Segment Start: Given records

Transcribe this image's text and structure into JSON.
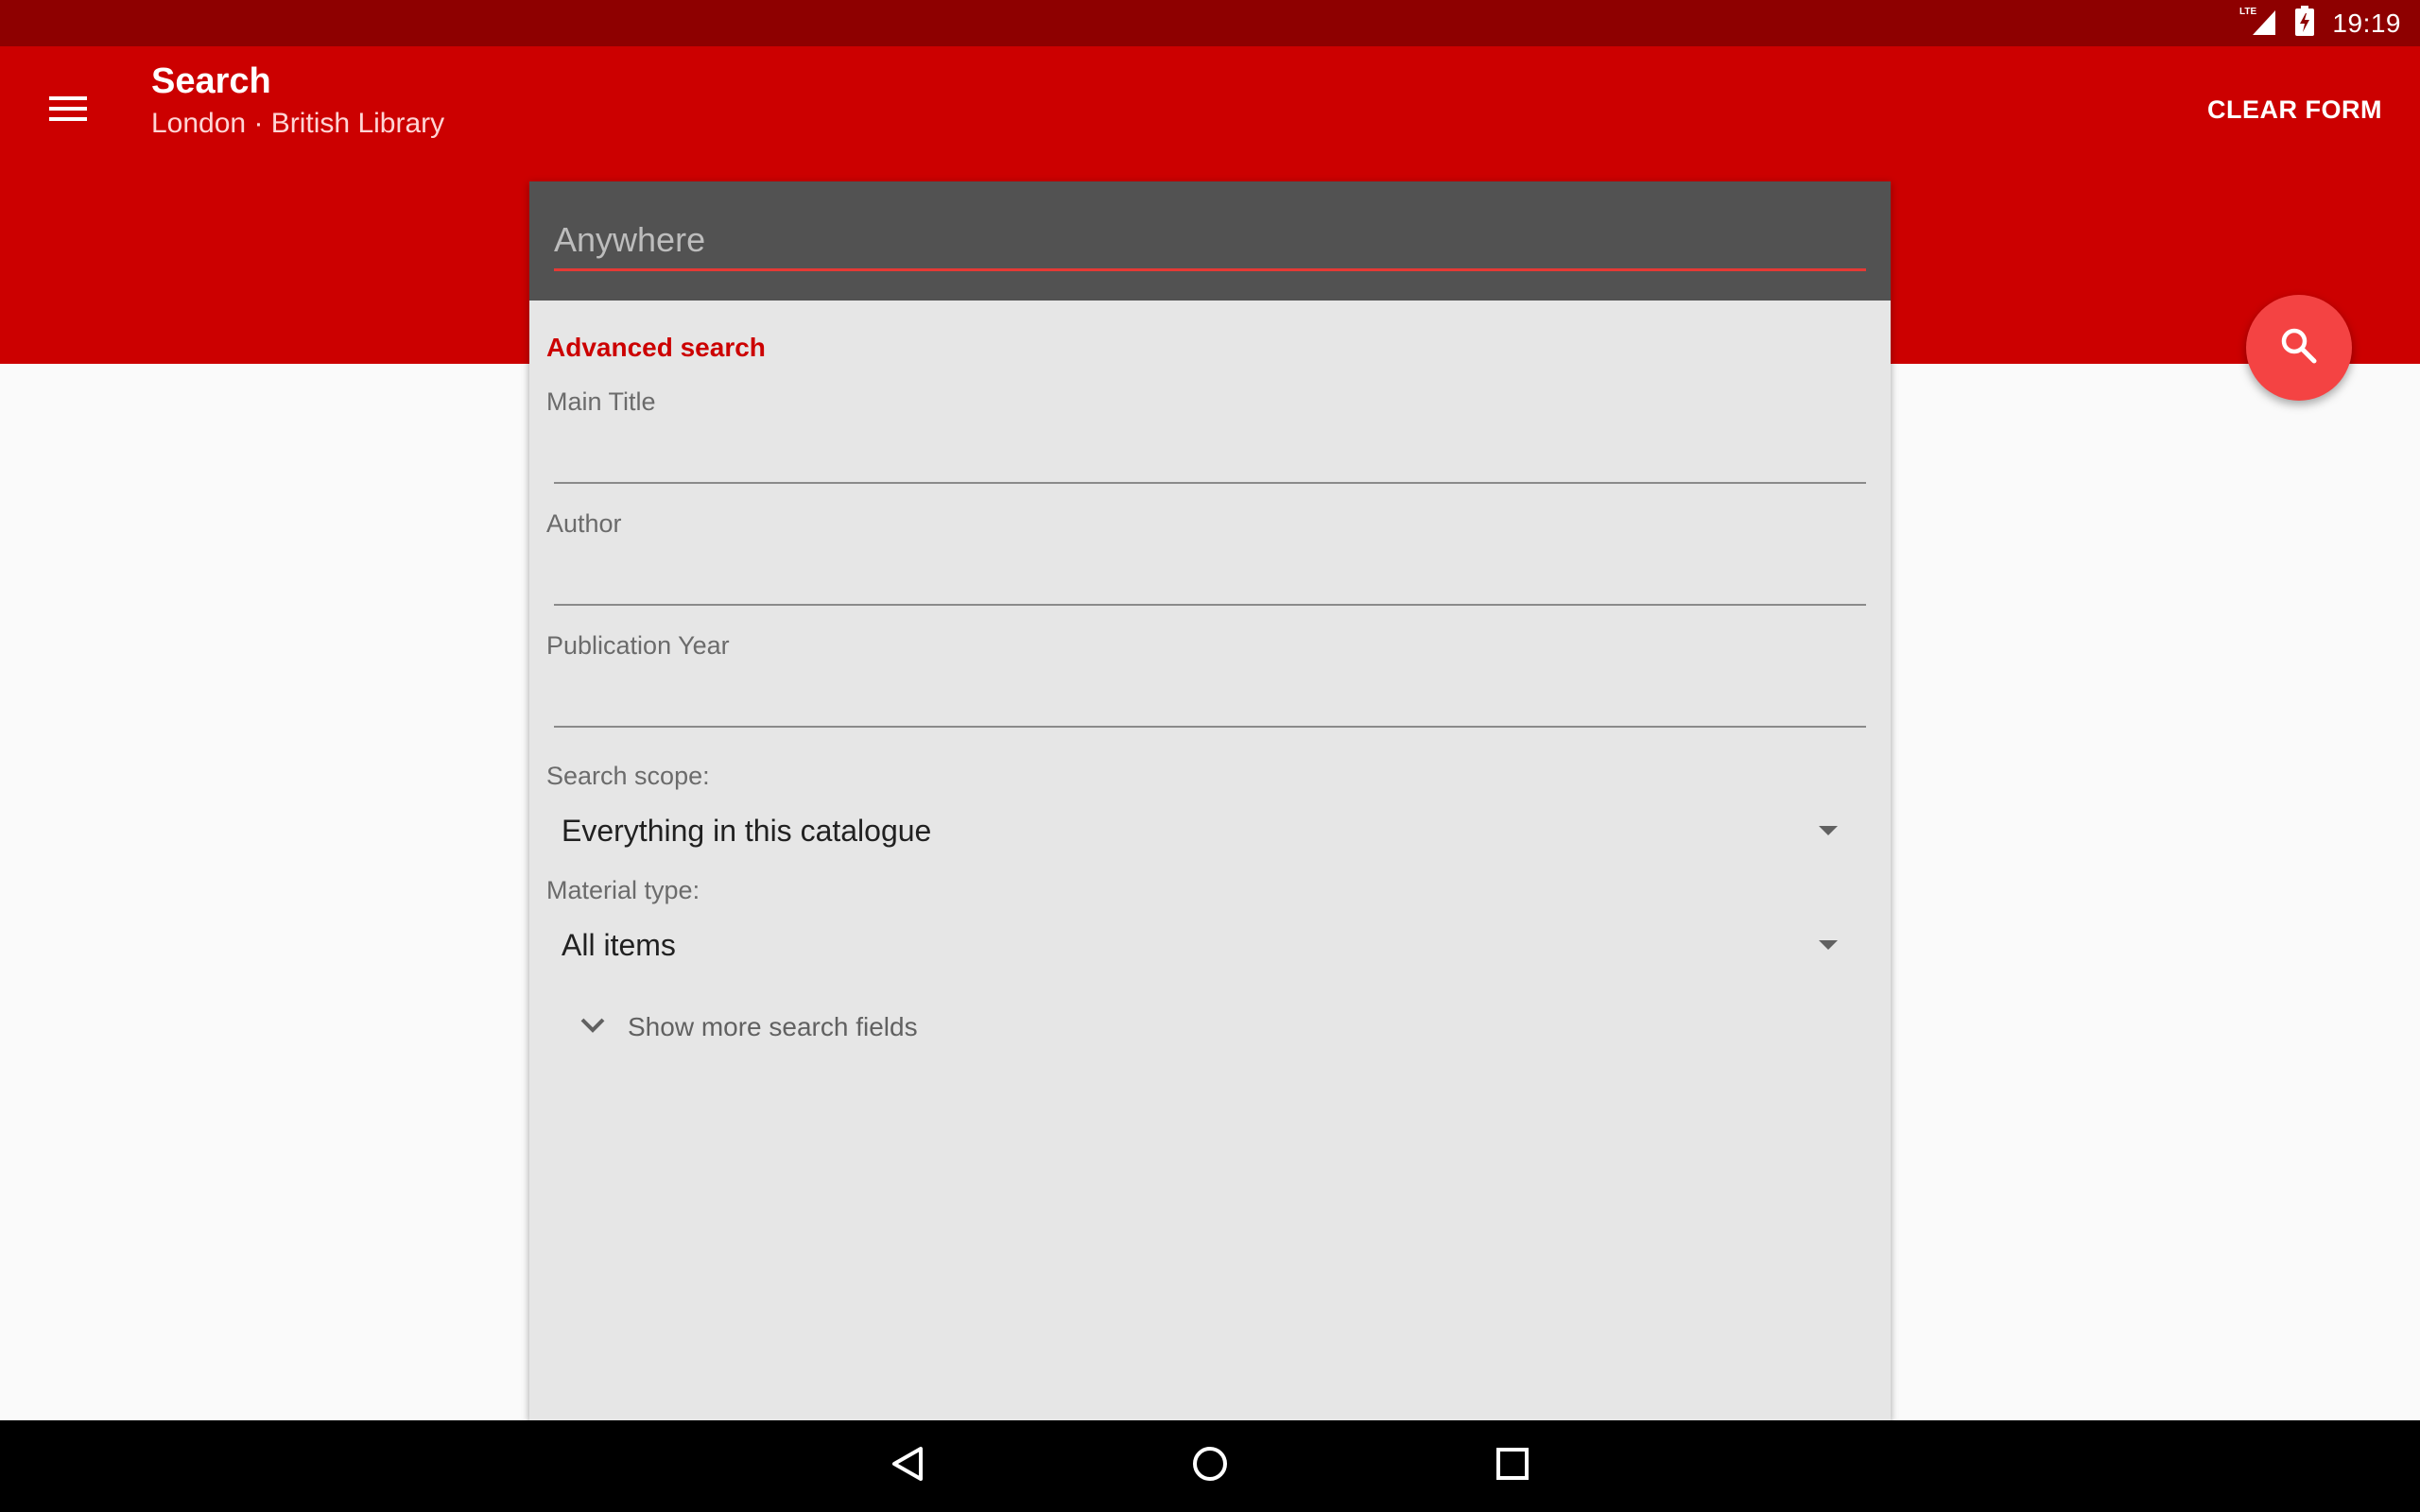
{
  "status_bar": {
    "network": "LTE",
    "time": "19:19"
  },
  "app_bar": {
    "title": "Search",
    "subtitle": "London · British Library",
    "clear_label": "CLEAR FORM"
  },
  "search": {
    "anywhere_placeholder": "Anywhere",
    "advanced_title": "Advanced search",
    "main_title_label": "Main Title",
    "author_label": "Author",
    "year_label": "Publication Year",
    "scope_label": "Search scope:",
    "scope_value": "Everything in this catalogue",
    "material_label": "Material type:",
    "material_value": "All items",
    "more_fields_label": "Show more search fields"
  },
  "colors": {
    "status_bar": "#8e0000",
    "app_bar": "#cc0000",
    "accent": "#f44343",
    "card": "#e6e6e6",
    "card_header": "#525252"
  },
  "icons": {
    "menu": "menu-icon",
    "search_fab": "search-icon",
    "expand": "chevron-down-icon",
    "back": "back-icon",
    "home": "home-icon",
    "recents": "recents-icon"
  }
}
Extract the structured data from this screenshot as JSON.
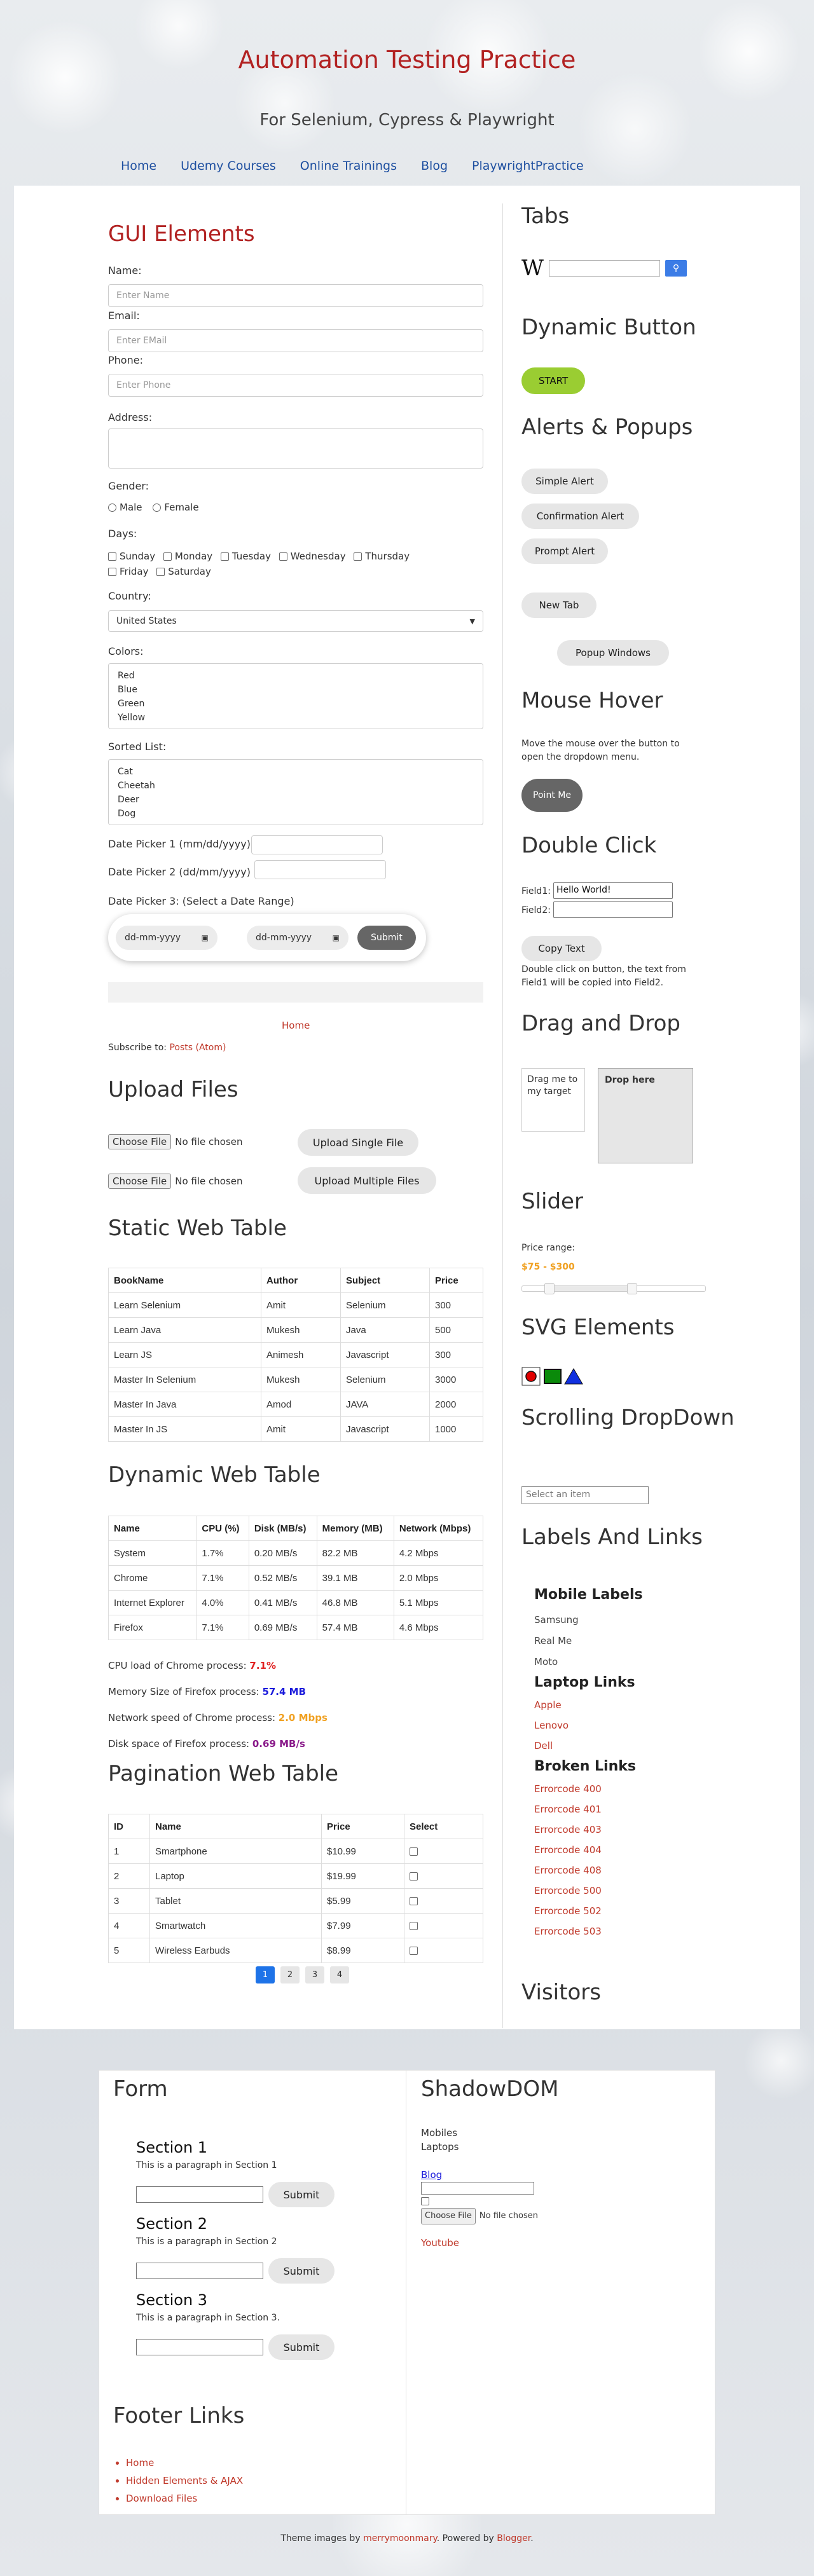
{
  "header": {
    "title": "Automation Testing Practice",
    "subtitle": "For Selenium, Cypress & Playwright",
    "nav": [
      "Home",
      "Udemy Courses",
      "Online Trainings",
      "Blog",
      "PlaywrightPractice"
    ]
  },
  "gui": {
    "title": "GUI Elements",
    "name_label": "Name:",
    "name_placeholder": "Enter Name",
    "email_label": "Email:",
    "email_placeholder": "Enter EMail",
    "phone_label": "Phone:",
    "phone_placeholder": "Enter Phone",
    "address_label": "Address:",
    "gender_label": "Gender:",
    "gender_options": [
      "Male",
      "Female"
    ],
    "days_label": "Days:",
    "days": [
      "Sunday",
      "Monday",
      "Tuesday",
      "Wednesday",
      "Thursday",
      "Friday",
      "Saturday"
    ],
    "country_label": "Country:",
    "country_selected": "United States",
    "colors_label": "Colors:",
    "colors": [
      "Red",
      "Blue",
      "Green",
      "Yellow"
    ],
    "sorted_label": "Sorted List:",
    "sorted": [
      "Cat",
      "Cheetah",
      "Deer",
      "Dog"
    ],
    "date1_label": "Date Picker 1 (mm/dd/yyyy):",
    "date2_label": "Date Picker 2 (dd/mm/yyyy) :",
    "date3_label": "Date Picker 3: (Select a Date Range)",
    "date_placeholder": "dd-mm-yyyy",
    "submit": "Submit"
  },
  "home_link": "Home",
  "subscribe": {
    "text": "Subscribe to: ",
    "link": "Posts (Atom)"
  },
  "upload": {
    "title": "Upload Files",
    "choose": "Choose File",
    "no_file": "No file chosen",
    "single": "Upload Single File",
    "multiple": "Upload Multiple Files"
  },
  "static_table": {
    "title": "Static Web Table",
    "headers": [
      "BookName",
      "Author",
      "Subject",
      "Price"
    ],
    "rows": [
      [
        "Learn Selenium",
        "Amit",
        "Selenium",
        "300"
      ],
      [
        "Learn Java",
        "Mukesh",
        "Java",
        "500"
      ],
      [
        "Learn JS",
        "Animesh",
        "Javascript",
        "300"
      ],
      [
        "Master In Selenium",
        "Mukesh",
        "Selenium",
        "3000"
      ],
      [
        "Master In Java",
        "Amod",
        "JAVA",
        "2000"
      ],
      [
        "Master In JS",
        "Amit",
        "Javascript",
        "1000"
      ]
    ]
  },
  "dynamic_table": {
    "title": "Dynamic Web Table",
    "headers": [
      "Name",
      "CPU (%)",
      "Disk (MB/s)",
      "Memory (MB)",
      "Network (Mbps)"
    ],
    "rows": [
      [
        "System",
        "1.7%",
        "0.20 MB/s",
        "82.2 MB",
        "4.2 Mbps"
      ],
      [
        "Chrome",
        "7.1%",
        "0.52 MB/s",
        "39.1 MB",
        "2.0 Mbps"
      ],
      [
        "Internet Explorer",
        "4.0%",
        "0.41 MB/s",
        "46.8 MB",
        "5.1 Mbps"
      ],
      [
        "Firefox",
        "7.1%",
        "0.69 MB/s",
        "57.4 MB",
        "4.6 Mbps"
      ]
    ],
    "notes": [
      {
        "text": "CPU load of Chrome process: ",
        "value": "7.1%",
        "color": "#e02020"
      },
      {
        "text": "Memory Size of Firefox process: ",
        "value": "57.4 MB",
        "color": "#1a1adb"
      },
      {
        "text": "Network speed of Chrome process: ",
        "value": "2.0 Mbps",
        "color": "#f0a020"
      },
      {
        "text": "Disk space of Firefox process: ",
        "value": "0.69 MB/s",
        "color": "#8a1a8a"
      }
    ]
  },
  "pagination": {
    "title": "Pagination Web Table",
    "headers": [
      "ID",
      "Name",
      "Price",
      "Select"
    ],
    "rows": [
      [
        "1",
        "Smartphone",
        "$10.99"
      ],
      [
        "2",
        "Laptop",
        "$19.99"
      ],
      [
        "3",
        "Tablet",
        "$5.99"
      ],
      [
        "4",
        "Smartwatch",
        "$7.99"
      ],
      [
        "5",
        "Wireless Earbuds",
        "$8.99"
      ]
    ],
    "pages": [
      "1",
      "2",
      "3",
      "4"
    ]
  },
  "sidebar": {
    "tabs_title": "Tabs",
    "wiki_logo": "W",
    "dynamic_title": "Dynamic Button",
    "start": "START",
    "alerts_title": "Alerts & Popups",
    "simple_alert": "Simple Alert",
    "confirm_alert": "Confirmation Alert",
    "prompt_alert": "Prompt Alert",
    "new_tab": "New Tab",
    "popup": "Popup Windows",
    "hover_title": "Mouse Hover",
    "hover_desc": "Move the mouse over the button to open the dropdown menu.",
    "point_me": "Point Me",
    "dbl_title": "Double Click",
    "field1": "Field1:",
    "field1_value": "Hello World!",
    "field2": "Field2:",
    "copy": "Copy Text",
    "dbl_desc": "Double click on button, the text from Field1 will be copied into Field2.",
    "drag_title": "Drag and Drop",
    "drag_me": "Drag me to my target",
    "drop_here": "Drop here",
    "slider_title": "Slider",
    "price_label": "Price range:",
    "price_value": "$75 - $300",
    "price_min": 75,
    "price_max": 300,
    "svg_title": "SVG Elements",
    "scroll_title": "Scrolling DropDown",
    "scroll_placeholder": "Select an item",
    "labels_title": "Labels And Links",
    "mobile_title": "Mobile Labels",
    "mobiles": [
      "Samsung",
      "Real Me",
      "Moto"
    ],
    "laptop_title": "Laptop Links",
    "laptops": [
      "Apple",
      "Lenovo",
      "Dell"
    ],
    "broken_title": "Broken Links",
    "broken": [
      "Errorcode 400",
      "Errorcode 401",
      "Errorcode 403",
      "Errorcode 404",
      "Errorcode 408",
      "Errorcode 500",
      "Errorcode 502",
      "Errorcode 503"
    ],
    "visitors_title": "Visitors"
  },
  "bottom": {
    "form_title": "Form",
    "sections": [
      {
        "title": "Section 1",
        "text": "This is a paragraph in Section 1"
      },
      {
        "title": "Section 2",
        "text": "This is a paragraph in Section 2"
      },
      {
        "title": "Section 3",
        "text": "This is a paragraph in Section 3."
      }
    ],
    "submit": "Submit",
    "footer_title": "Footer Links",
    "footer_links": [
      "Home",
      "Hidden Elements & AJAX",
      "Download Files"
    ],
    "shadow_title": "ShadowDOM",
    "shadow_lines": [
      "Mobiles",
      "Laptops"
    ],
    "shadow_blog": "Blog",
    "shadow_choose": "Choose File",
    "shadow_no_file": "No file chosen",
    "shadow_youtube": "Youtube"
  },
  "credits": {
    "prefix": "Theme images by ",
    "author": "merrymoonmary",
    "mid": ". Powered by ",
    "blogger": "Blogger",
    "suffix": "."
  }
}
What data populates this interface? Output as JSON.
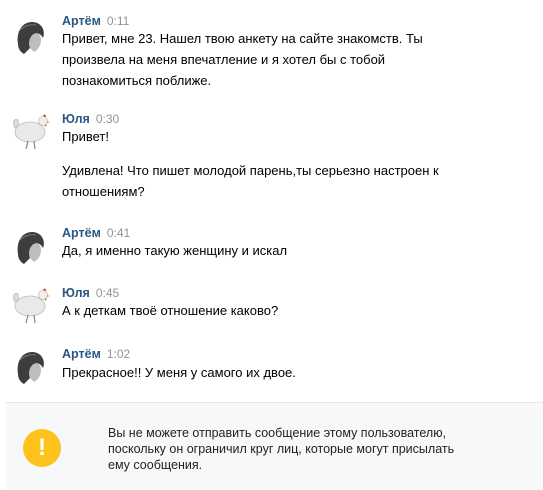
{
  "messages": [
    {
      "author": "Артём",
      "time": "0:11",
      "avatar": "man-portrait-sketch-icon",
      "lines": [
        "Привет, мне 23. Нашел твою анкету на сайте знакомств. Ты",
        "произвела на меня впечатление и я хотел бы с тобой",
        "познакомиться поближе."
      ]
    },
    {
      "author": "Юля",
      "time": "0:30",
      "avatar": "white-chicken-icon",
      "lines": [
        "Привет!",
        "",
        "Удивлена! Что пишет молодой парень,ты серьезно настроен к",
        "отношениям?"
      ]
    },
    {
      "author": "Артём",
      "time": "0:41",
      "avatar": "man-portrait-sketch-icon",
      "lines": [
        "Да, я именно такую женщину и искал"
      ]
    },
    {
      "author": "Юля",
      "time": "0:45",
      "avatar": "white-chicken-icon",
      "lines": [
        "А к деткам твоё отношение каково?"
      ]
    },
    {
      "author": "Артём",
      "time": "1:02",
      "avatar": "man-portrait-sketch-icon",
      "lines": [
        "Прекрасное!! У меня у самого их двое."
      ]
    }
  ],
  "notice": {
    "icon": "warning-exclamation-icon",
    "icon_glyph": "!",
    "lines": [
      "Вы не можете отправить сообщение этому пользователю,",
      "поскольку он ограничил круг лиц, которые могут присылать",
      "ему сообщения."
    ]
  }
}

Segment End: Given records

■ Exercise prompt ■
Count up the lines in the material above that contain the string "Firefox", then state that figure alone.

■ Task output ■
3